ACTIVITY: Where the data below has the string "wizard", return the whole line.

——

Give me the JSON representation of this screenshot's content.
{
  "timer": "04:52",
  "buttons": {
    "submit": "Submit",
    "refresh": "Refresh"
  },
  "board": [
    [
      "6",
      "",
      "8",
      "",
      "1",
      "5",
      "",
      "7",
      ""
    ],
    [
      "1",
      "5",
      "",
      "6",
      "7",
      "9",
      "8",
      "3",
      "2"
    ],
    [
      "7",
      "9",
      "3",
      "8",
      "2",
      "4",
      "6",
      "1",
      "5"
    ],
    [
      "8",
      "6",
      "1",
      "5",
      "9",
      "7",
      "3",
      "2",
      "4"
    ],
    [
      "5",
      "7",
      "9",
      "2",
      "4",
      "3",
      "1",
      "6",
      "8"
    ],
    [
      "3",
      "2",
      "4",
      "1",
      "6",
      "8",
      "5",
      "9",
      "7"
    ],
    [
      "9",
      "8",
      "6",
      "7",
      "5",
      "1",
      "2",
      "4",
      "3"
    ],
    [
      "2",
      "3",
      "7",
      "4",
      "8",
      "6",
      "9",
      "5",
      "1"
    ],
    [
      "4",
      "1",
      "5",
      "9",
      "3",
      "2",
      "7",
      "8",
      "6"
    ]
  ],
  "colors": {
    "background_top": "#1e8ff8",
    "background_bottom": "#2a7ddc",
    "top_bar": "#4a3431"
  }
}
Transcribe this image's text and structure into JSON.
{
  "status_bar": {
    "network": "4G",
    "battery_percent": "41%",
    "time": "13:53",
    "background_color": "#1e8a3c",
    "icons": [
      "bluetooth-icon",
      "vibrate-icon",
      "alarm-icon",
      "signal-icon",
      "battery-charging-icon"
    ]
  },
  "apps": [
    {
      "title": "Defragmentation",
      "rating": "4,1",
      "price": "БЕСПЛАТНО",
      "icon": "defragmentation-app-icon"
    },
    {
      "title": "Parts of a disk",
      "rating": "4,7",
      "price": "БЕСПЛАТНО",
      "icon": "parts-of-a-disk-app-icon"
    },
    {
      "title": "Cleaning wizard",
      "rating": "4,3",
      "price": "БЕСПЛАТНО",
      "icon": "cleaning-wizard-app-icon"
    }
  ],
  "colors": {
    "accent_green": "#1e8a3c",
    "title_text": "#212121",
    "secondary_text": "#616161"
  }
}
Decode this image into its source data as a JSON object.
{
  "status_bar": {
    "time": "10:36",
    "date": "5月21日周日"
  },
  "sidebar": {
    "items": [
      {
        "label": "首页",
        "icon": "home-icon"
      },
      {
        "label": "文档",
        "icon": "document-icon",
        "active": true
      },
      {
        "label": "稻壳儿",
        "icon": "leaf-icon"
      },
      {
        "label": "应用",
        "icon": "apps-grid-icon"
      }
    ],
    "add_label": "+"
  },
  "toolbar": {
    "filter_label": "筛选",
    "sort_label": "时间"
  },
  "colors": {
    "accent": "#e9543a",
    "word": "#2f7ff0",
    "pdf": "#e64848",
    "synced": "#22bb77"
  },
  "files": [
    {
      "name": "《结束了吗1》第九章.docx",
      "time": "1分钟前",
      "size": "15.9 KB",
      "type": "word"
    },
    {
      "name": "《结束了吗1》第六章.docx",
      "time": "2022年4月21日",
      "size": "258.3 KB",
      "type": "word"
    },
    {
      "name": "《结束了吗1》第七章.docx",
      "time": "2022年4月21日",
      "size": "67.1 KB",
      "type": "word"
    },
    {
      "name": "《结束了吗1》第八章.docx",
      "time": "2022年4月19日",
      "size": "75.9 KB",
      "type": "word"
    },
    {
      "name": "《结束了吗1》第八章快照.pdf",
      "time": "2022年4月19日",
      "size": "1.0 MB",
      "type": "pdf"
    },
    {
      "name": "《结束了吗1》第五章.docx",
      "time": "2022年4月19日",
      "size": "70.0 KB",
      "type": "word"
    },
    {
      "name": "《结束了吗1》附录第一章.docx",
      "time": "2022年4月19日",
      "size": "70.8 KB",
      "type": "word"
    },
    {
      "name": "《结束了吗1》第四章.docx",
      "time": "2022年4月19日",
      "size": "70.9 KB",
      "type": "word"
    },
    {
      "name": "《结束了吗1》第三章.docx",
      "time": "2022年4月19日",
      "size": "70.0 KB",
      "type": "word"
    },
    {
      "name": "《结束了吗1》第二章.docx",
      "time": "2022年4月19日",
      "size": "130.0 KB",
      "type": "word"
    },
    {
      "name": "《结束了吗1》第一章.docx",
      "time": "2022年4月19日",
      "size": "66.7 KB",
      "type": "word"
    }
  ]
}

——

RESPONSE FOR THIS EXERCISE:
      "title": "Cleaning wizard",
      "icon": "cleaning-wizard-app-icon"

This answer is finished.